References listed on IDEAS
Please report citation or reference errors to , or , if you are the registered author of the cited work, log in to your RePEc Author Service profile, click on "citations" and make appropriate adjustments.:
- Becker, Sascha O. & Egger, Peter H. & Seidel, Tobias, 2009. "Common political culture: Evidence on regional corruption contagion," European Journal of Political Economy, Elsevier, vol. 25(3), pages 300-310, September.
- Levin, Mark & Satarov, Georgy, 2000. "Corruption and institutions in Russia," European Journal of Political Economy, Elsevier, vol. 16(1), pages 113-132, March.
- Ahlerup, Pelle & Olsson, Ola & Yanagizawa, David, 2007. "Social Capital vs Institutions in the Growth Process," Working Papers in Economics 248, University of Gothenburg, Department of Economics.
- Gil Epstein & Shmuel Nitzan, 2006. "The Politics of Randomness," Social Choice and Welfare, Springer, vol. 27(2), pages 423-433, October.
- Aidt, T. & Hillman, A., 2008.
Cambridge Working Papers in Economics
0802, Faculty of Economics, University of Cambridge.

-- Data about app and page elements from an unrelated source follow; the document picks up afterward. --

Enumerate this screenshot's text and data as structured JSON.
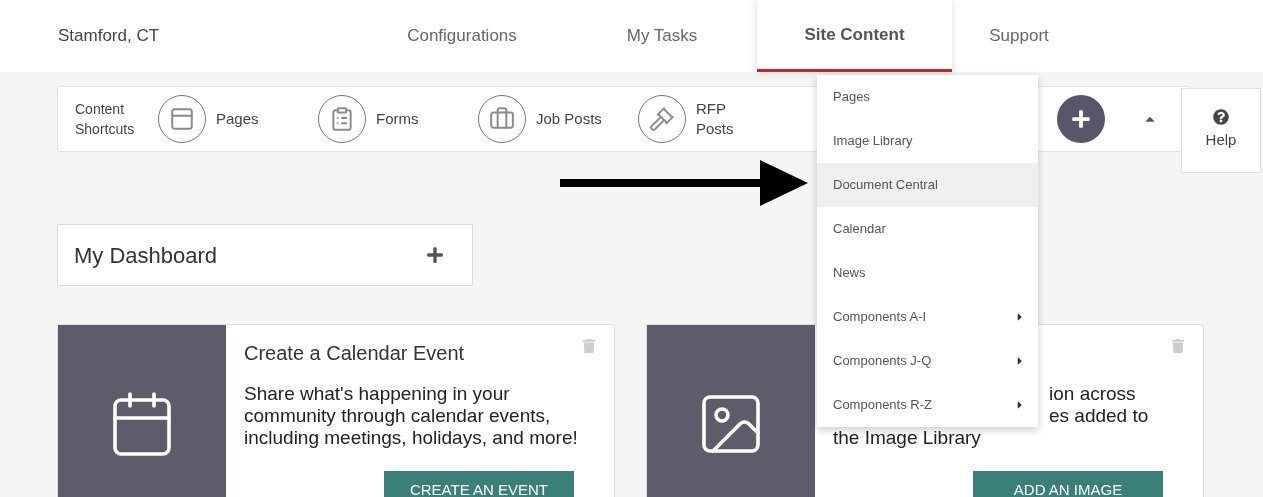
{
  "nav": {
    "location": "Stamford, CT",
    "tabs": [
      {
        "label": "Configurations",
        "selected": false
      },
      {
        "label": "My Tasks",
        "selected": false
      },
      {
        "label": "Site Content",
        "selected": true
      },
      {
        "label": "Support",
        "selected": false
      }
    ]
  },
  "shortcuts": {
    "label": "Content Shortcuts",
    "items": [
      {
        "kind": "pages",
        "label": "Pages"
      },
      {
        "kind": "forms",
        "label": "Forms"
      },
      {
        "kind": "jobs",
        "label": "Job Posts"
      },
      {
        "kind": "rfp",
        "label": "RFP Posts"
      }
    ]
  },
  "help": {
    "label": "Help"
  },
  "dropdown": {
    "items": [
      {
        "label": "Pages",
        "selected": false,
        "submenu": false
      },
      {
        "label": "Image Library",
        "selected": false,
        "submenu": false
      },
      {
        "label": "Document Central",
        "selected": true,
        "submenu": false
      },
      {
        "label": "Calendar",
        "selected": false,
        "submenu": false
      },
      {
        "label": "News",
        "selected": false,
        "submenu": false
      },
      {
        "label": "Components A-I",
        "selected": false,
        "submenu": true
      },
      {
        "label": "Components J-Q",
        "selected": false,
        "submenu": true
      },
      {
        "label": "Components R-Z",
        "selected": false,
        "submenu": true
      }
    ]
  },
  "dashboard": {
    "title": "My Dashboard"
  },
  "cards": [
    {
      "kind": "calendar",
      "title": "Create a Calendar Event",
      "description": "Share what's happening in your community through calendar events, including meetings, holidays, and more!",
      "button": "CREATE AN EVENT"
    },
    {
      "kind": "image",
      "fragments": [
        "ion across",
        "es added to"
      ],
      "description": "the Image Library",
      "button": "ADD AN IMAGE"
    }
  ]
}
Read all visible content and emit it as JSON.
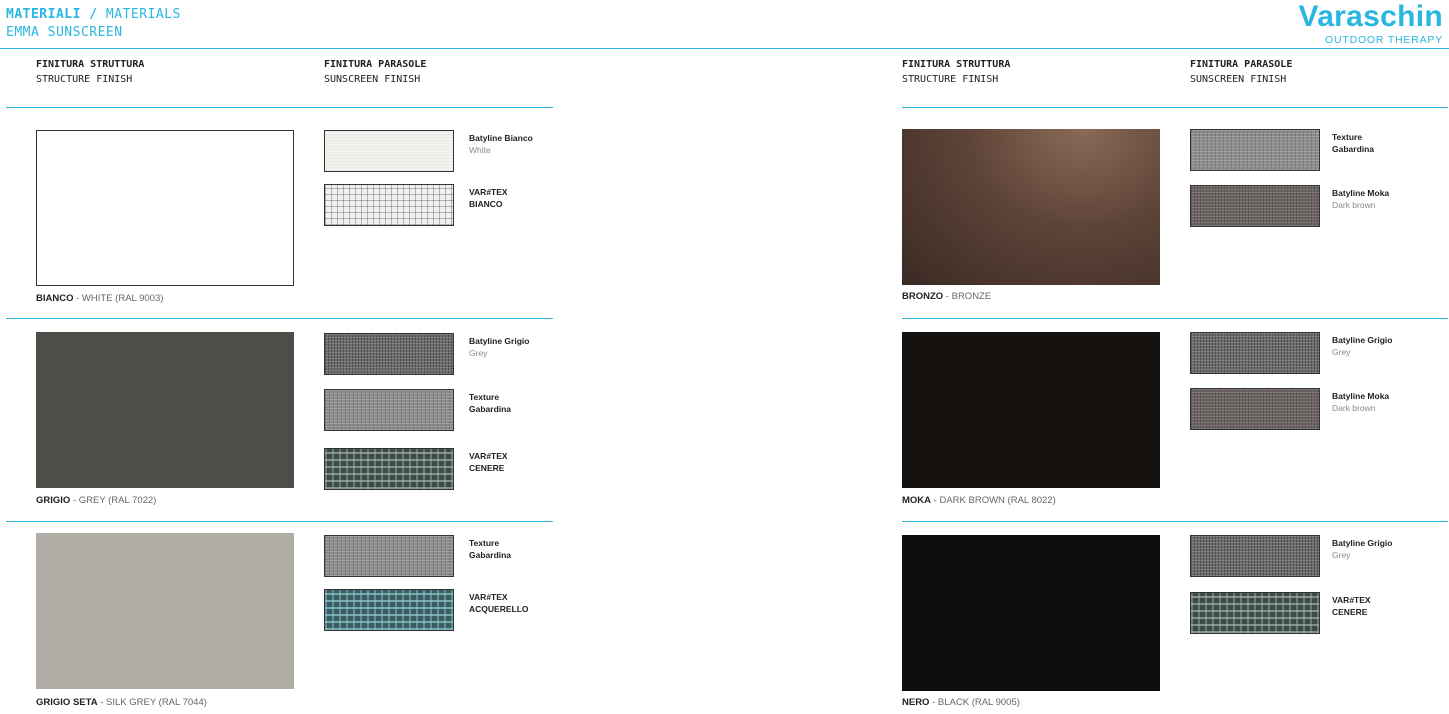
{
  "header": {
    "title_bold": "MATERIALI /",
    "title_light": "MATERIALS",
    "subtitle": "EMMA SUNSCREEN",
    "brand_name": "Varaschin",
    "brand_tagline": "OUTDOOR THERAPY"
  },
  "column_headers": {
    "structure_it": "FINITURA STRUTTURA",
    "structure_en": "STRUCTURE FINISH",
    "sunscreen_it": "FINITURA PARASOLE",
    "sunscreen_en": "SUNSCREEN FINISH"
  },
  "left_page": [
    {
      "finish_name": "BIANCO",
      "finish_desc": " - WHITE (RAL 9003)",
      "color": "#ffffff",
      "fabrics": [
        {
          "name": "Batyline Bianco",
          "sub": "White",
          "pattern": "white"
        },
        {
          "name": "VAR#TEX",
          "sub_bold": "BIANCO",
          "pattern": "vartex-white"
        }
      ]
    },
    {
      "finish_name": "GRIGIO",
      "finish_desc": " - GREY  (RAL 7022)",
      "color": "#4d4e48",
      "fabrics": [
        {
          "name": "Batyline Grigio",
          "sub": "Grey",
          "pattern": "grey"
        },
        {
          "name": "Texture",
          "sub_bold": "Gabardina",
          "pattern": "gabardina"
        },
        {
          "name": "VAR#TEX",
          "sub_bold": "CENERE",
          "pattern": "cenere"
        }
      ]
    },
    {
      "finish_name": "GRIGIO SETA",
      "finish_desc": " - SILK GREY (RAL 7044)",
      "color": "#b1ada6",
      "fabrics": [
        {
          "name": "Texture",
          "sub_bold": "Gabardina",
          "pattern": "gabardina"
        },
        {
          "name": "VAR#TEX",
          "sub_bold": "ACQUERELLO",
          "pattern": "acquerello"
        }
      ]
    }
  ],
  "right_page": [
    {
      "finish_name": "BRONZO",
      "finish_desc": " - BRONZE",
      "color": "#5a4035",
      "fabrics": [
        {
          "name": "Texture",
          "sub_bold": "Gabardina",
          "pattern": "gabardina"
        },
        {
          "name": "Batyline Moka",
          "sub": "Dark brown",
          "pattern": "moka"
        }
      ]
    },
    {
      "finish_name": "MOKA",
      "finish_desc": " - DARK BROWN (RAL 8022)",
      "color": "#151210",
      "fabrics": [
        {
          "name": "Batyline Grigio",
          "sub": "Grey",
          "pattern": "grey"
        },
        {
          "name": "Batyline Moka",
          "sub": "Dark brown",
          "pattern": "moka"
        }
      ]
    },
    {
      "finish_name": "NERO",
      "finish_desc": " - BLACK (RAL 9005)",
      "color": "#0d0d0f",
      "fabrics": [
        {
          "name": "Batyline Grigio",
          "sub": "Grey",
          "pattern": "grey"
        },
        {
          "name": "VAR#TEX",
          "sub_bold": "CENERE",
          "pattern": "cenere"
        }
      ]
    }
  ]
}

- Angelopoulos, Konstantinos & Philippopoulos, Apostolis & Vassilatos, Vanghelis, 2009. "The social cost of rent seeking in Europe," European Journal of Political Economy, Elsevier, vol. 25(3), pages 280-299, September.

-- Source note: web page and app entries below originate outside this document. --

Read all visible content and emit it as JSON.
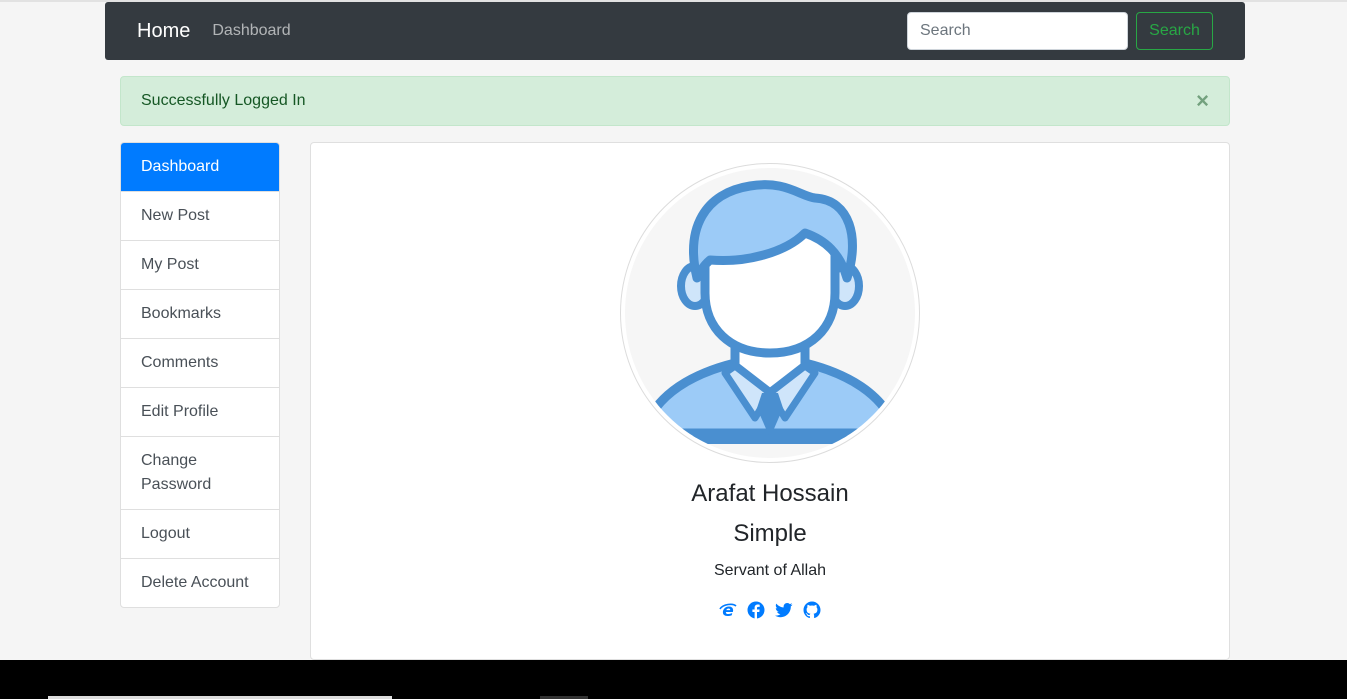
{
  "navbar": {
    "brand": "Home",
    "links": [
      "Dashboard"
    ],
    "search_placeholder": "Search",
    "search_button": "Search"
  },
  "alert": {
    "message": "Successfully Logged In",
    "close": "×"
  },
  "sidebar": {
    "items": [
      {
        "label": "Dashboard",
        "active": true
      },
      {
        "label": "New Post"
      },
      {
        "label": "My Post"
      },
      {
        "label": "Bookmarks"
      },
      {
        "label": "Comments"
      },
      {
        "label": "Edit Profile"
      },
      {
        "label": "Change Password"
      },
      {
        "label": "Logout"
      },
      {
        "label": "Delete Account"
      }
    ]
  },
  "profile": {
    "name": "Arafat Hossain",
    "role": "Simple",
    "bio": "Servant of Allah",
    "socials": [
      "website-icon",
      "facebook-icon",
      "twitter-icon",
      "github-icon"
    ]
  },
  "colors": {
    "navbar_bg": "#343a40",
    "accent": "#007bff",
    "success": "#28a745",
    "alert_bg": "#d4edda",
    "alert_text": "#155724"
  }
}
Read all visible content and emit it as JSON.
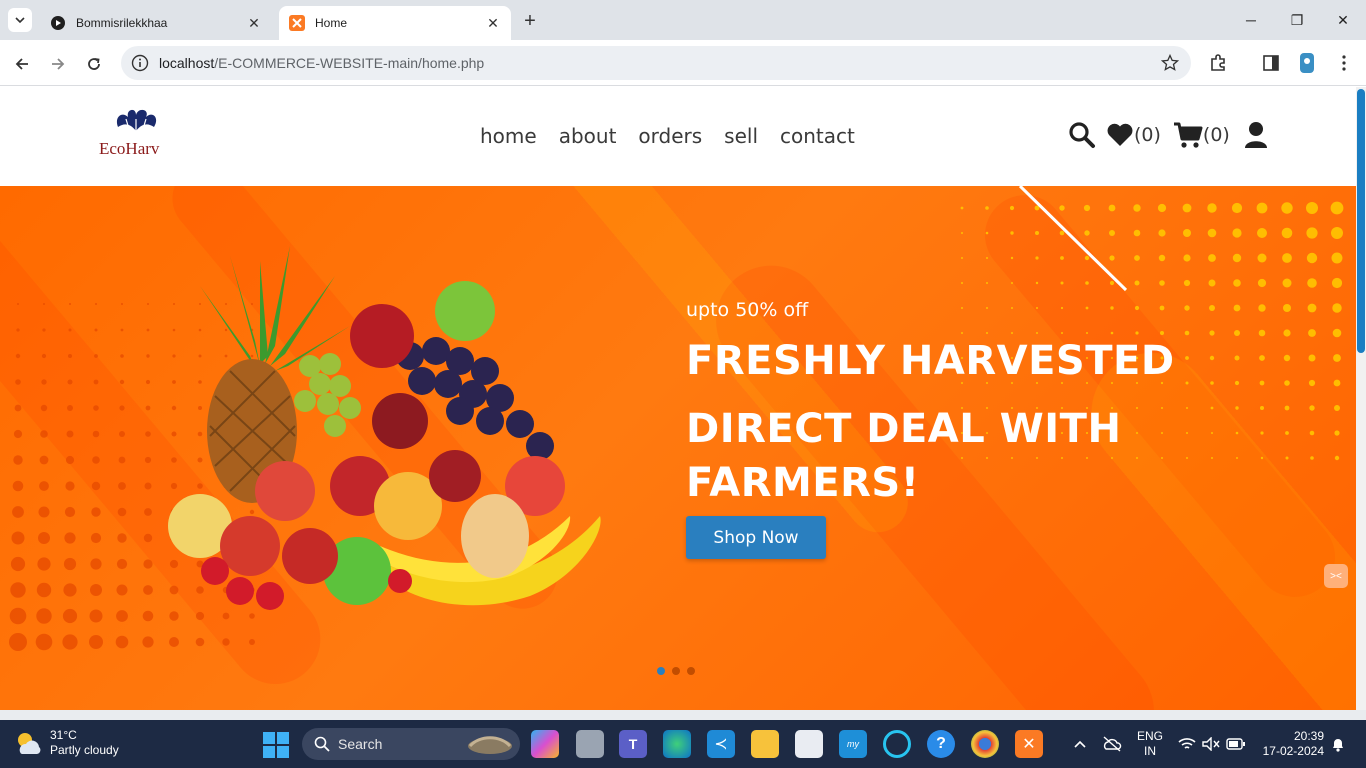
{
  "browser": {
    "tabs": [
      {
        "title": "Bommisrilekkhaa",
        "active": false
      },
      {
        "title": "Home",
        "active": true
      }
    ],
    "address": {
      "host": "localhost",
      "path": "/E-COMMERCE-WEBSITE-main/home.php"
    }
  },
  "site": {
    "logo_text": "EcoHarv",
    "nav": [
      "home",
      "about",
      "orders",
      "sell",
      "contact"
    ],
    "wishlist_count": "(0)",
    "cart_count": "(0)",
    "hero": {
      "tagline": "upto 50% off",
      "heading1": "FRESHLY HARVESTED",
      "heading2": "DIRECT DEAL WITH FARMERS!",
      "button": "Shop Now",
      "slides": 3,
      "active_slide": 1
    },
    "colors": {
      "hero_bg": "#ff6a00",
      "button": "#2a7fbf"
    }
  },
  "taskbar": {
    "weather_temp": "31°C",
    "weather_desc": "Partly cloudy",
    "search_label": "Search",
    "lang_line1": "ENG",
    "lang_line2": "IN",
    "time": "20:39",
    "date": "17-02-2024"
  }
}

- Chen, Kang, 2004. "Fiscal centralization and the form of corruption in China," European Journal of Political Economy, Elsevier, vol. 20(4), pages 1001-1009, November.

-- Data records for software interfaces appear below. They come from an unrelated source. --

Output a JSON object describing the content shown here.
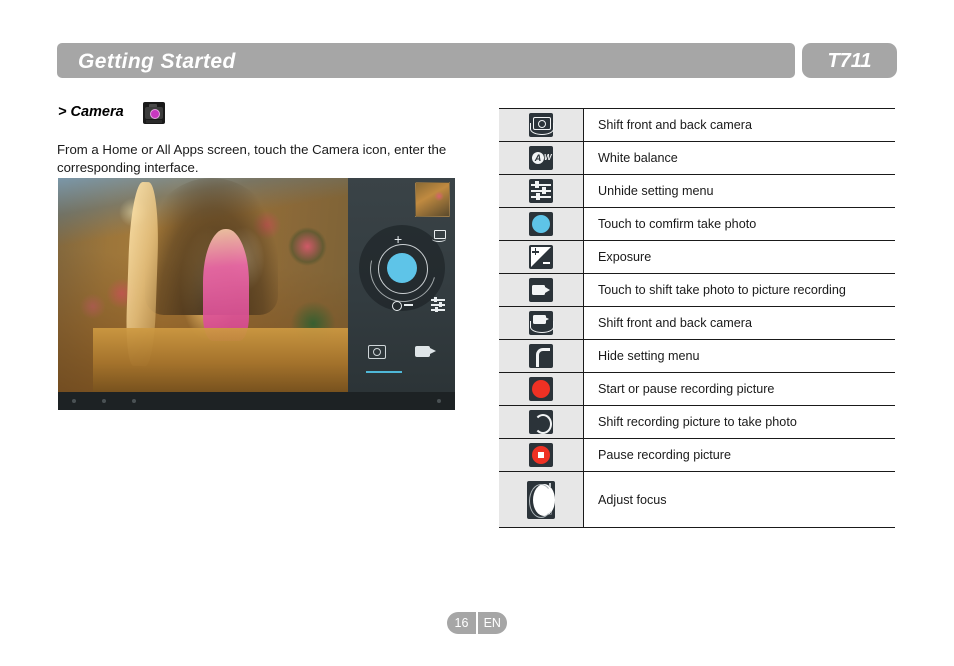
{
  "header": {
    "title": "Getting Started",
    "model": "T711"
  },
  "left": {
    "section_heading": "> Camera",
    "app_icon_name": "camera-app-icon",
    "paragraph": "From a Home or All Apps screen, touch the Camera icon, enter the corresponding interface.",
    "screenshot": {
      "name": "camera-interface-screenshot",
      "panel_glyphs": {
        "plus": "+",
        "minus": "—"
      }
    }
  },
  "table": {
    "rows": [
      {
        "icon": "flip-camera-icon",
        "desc": "Shift front and back camera"
      },
      {
        "icon": "auto-white-balance-icon",
        "desc": "White balance"
      },
      {
        "icon": "settings-sliders-icon",
        "desc": "Unhide setting menu"
      },
      {
        "icon": "shutter-button-icon",
        "desc": "Touch to comfirm take photo"
      },
      {
        "icon": "exposure-icon",
        "desc": "Exposure"
      },
      {
        "icon": "video-camera-icon",
        "desc": "Touch to shift take photo to picture recording"
      },
      {
        "icon": "flip-video-camera-icon",
        "desc": "Shift front and back camera"
      },
      {
        "icon": "hide-menu-icon",
        "desc": "Hide setting menu"
      },
      {
        "icon": "record-button-icon",
        "desc": "Start or pause recording picture"
      },
      {
        "icon": "back-to-photo-icon",
        "desc": "Shift recording picture to take photo"
      },
      {
        "icon": "pause-recording-icon",
        "desc": "Pause recording picture"
      },
      {
        "icon": "adjust-focus-icon",
        "desc": "Adjust focus"
      }
    ]
  },
  "footer": {
    "page": "16",
    "language": "EN"
  },
  "colors": {
    "header_gray": "#a6a6a6",
    "icon_cell_gray": "#e7e7e7",
    "rule_dark": "#1a1a1a",
    "accent_cyan": "#5ec4e8",
    "accent_red": "#ef3124",
    "icon_tile_dark": "#2b3339"
  }
}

- Li, Shaomin & Li, Shuhe & Zhang, Weiying, 2000. "The Road to Capitalism: Competition and Institutional Change in China," Journal of Comparative Economics, Elsevier, vol. 28(2), pages 269-292, June.
- Bac, Mehmet, 1996. "Corruption and Supervision Costs in Hierarchies," Journal of Comparative Economics, Elsevier, vol. 22(2), pages 99-118, April.
- Rauch, James E. & Evans, Peter B., 2000.
"Bureaucratic structure and bureaucratic performance in less developed countries,"
Journal of Public Economics,
Elsevier, vol. 75(1), pages 49-71, January.
- Rauch, James E & Evans, Peter B., 1999. "Bureaucratic Structure and Bureaucratic Performance in Less Developed Countries," University of California at San Diego, Economics Working Paper Series qt0sb0w38d, Department of Economics, UC San Diego.
- Bag, Parimal Kanti, 1997. "Controlling Corruption in Hierarchies," Journal of Comparative Economics, Elsevier, vol. 25(3), pages 322-344, December.
- Toke S. Aidt, 2003. "Economic analysis of corruption: a survey," Economic Journal, Royal Economic Society, vol. 113(491), pages F632-F652, November.
- Hillman, Arye L. & Katz, Eliakim, 1987. "Hierarchical structure and the social costs of bribes and transfers," Journal of Public Economics, Elsevier, vol. 34(2), pages 129-142, November.
- Liu, Qijun, 2007. "How to improve government performance?," European Journal of Political Economy, Elsevier, vol. 23(4), pages 1198-1206, December.
When requesting a correction, please mention this item's handle: RePEc:eee:poleco:v:26:y:2010:i:1:p:82-88. See general information about how to correct material in RePEc.
For technical questions regarding this item, or to correct its authors, title, abstract, bibliographic or download information, contact: (Zhang, Lei)
If you have authored this item and are not yet registered with RePEc, we encourage you to do it here. This allows to link your profile to this item. It also allows you to accept potential citations to this item that we are uncertain about.
If references are entirely missing, you can add them using this form.
If the full references list an item that is present in RePEc, but the system did not link to it, you can help with this form.
If you know of missing items citing this one, you can help us creating those links by adding the relevant references in the same way as above, for each refering item. If you are a registered author of this item, you may also want to check the "citations" tab in your profile, as there may be some citations waiting for confirmation.
Please note that corrections may take a couple of weeks to filter through the various RePEc services.